(12) ff. 898 pp, (14) ff. (of 15, the last blank f. is missing).
First translation in Latin of the Banquet des savants, and first edition published in France : it was first published in Venice, in-folio, that same year 1556. This translation is due to the Milanese scholar Noël Conti who, settled in Venice, published several translations and collections of neo-Latin poems.
Divided into 15 books - of which only the first three have survived in their entirety (we have only an abridged version of the last two) - this work was written by Athenaeus, a rhetorician and grammarian born in Egypt in the third century. The only transmitter of Greek cuisine, he cites about 700 authors' names and recalls 1500 lost works.
He wrote these Deipnosophists in Greek, compiling elements from his readings: in the form of a dialogue between Athenaeus and his friend Timocrates, the work offers multiple observations on wine (I and II), fruits and shellfish (III), dishes (VI), famous cooks and gourmets such as Archestratus or Apicius (IX and X), etc. In the first book, "the ways of drinking and the different wines are described in detail: wines of Italy, of Chios and Lesbos, of Egypt, etc. The second book begins with a detailed description of the origin, nature, properties and main effects of wine" (Simon).
It also gives recipes of all kinds, deals with the organization of the table and the subjects of conversation to be had, and approaches sciences, poetry, the manners, civil uses, religious customs, festivals, music, perfumes, toilets, dance, clothing... Thus, the treaty of Athenaeus is the richest encyclopedia of antiquity.
Spine rebound as in the original, stains on the boards. Small wetnesses.
Modern bookplate Rouvier de Vaulgran (pseudonym of the cook Raymond Oliver, 1909-1990).
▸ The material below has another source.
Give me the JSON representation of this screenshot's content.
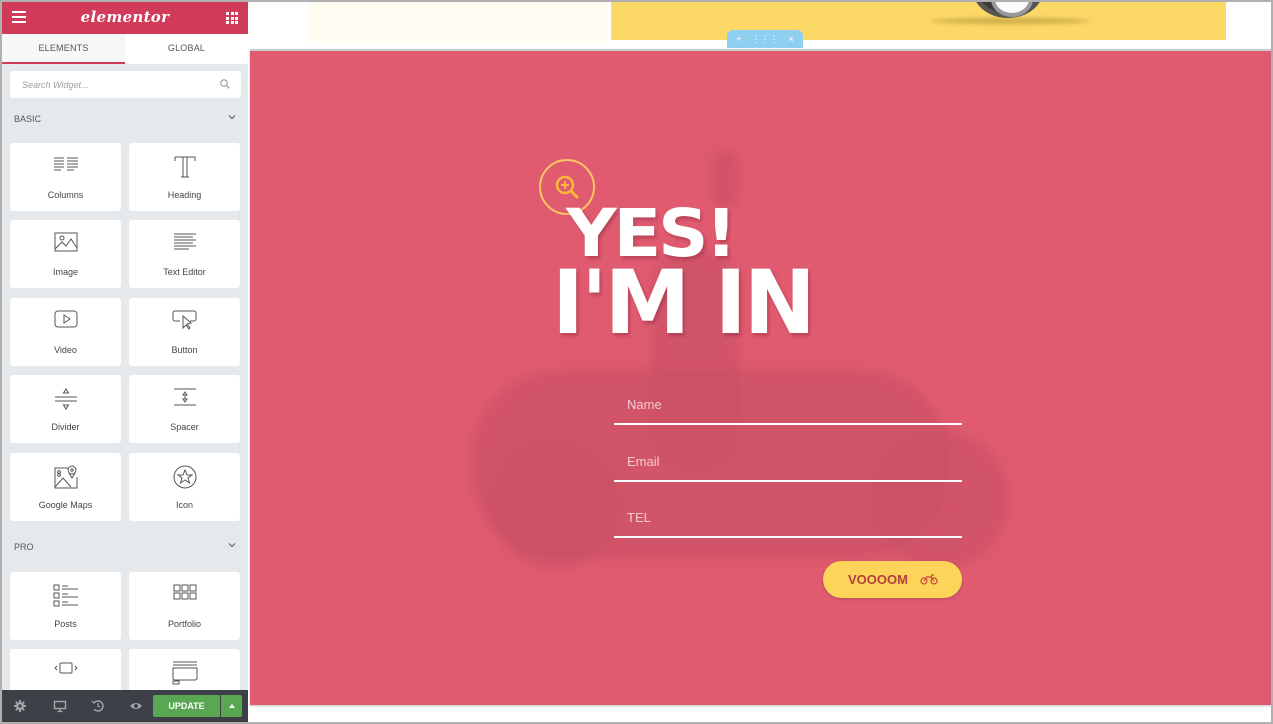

Baudrier IV, 166 - Vicaire, 50 - Oberlé, Fastes, 8 and 9 - Simon Bach. II, 59 - Oberlé, Bachique, 4 (this copy).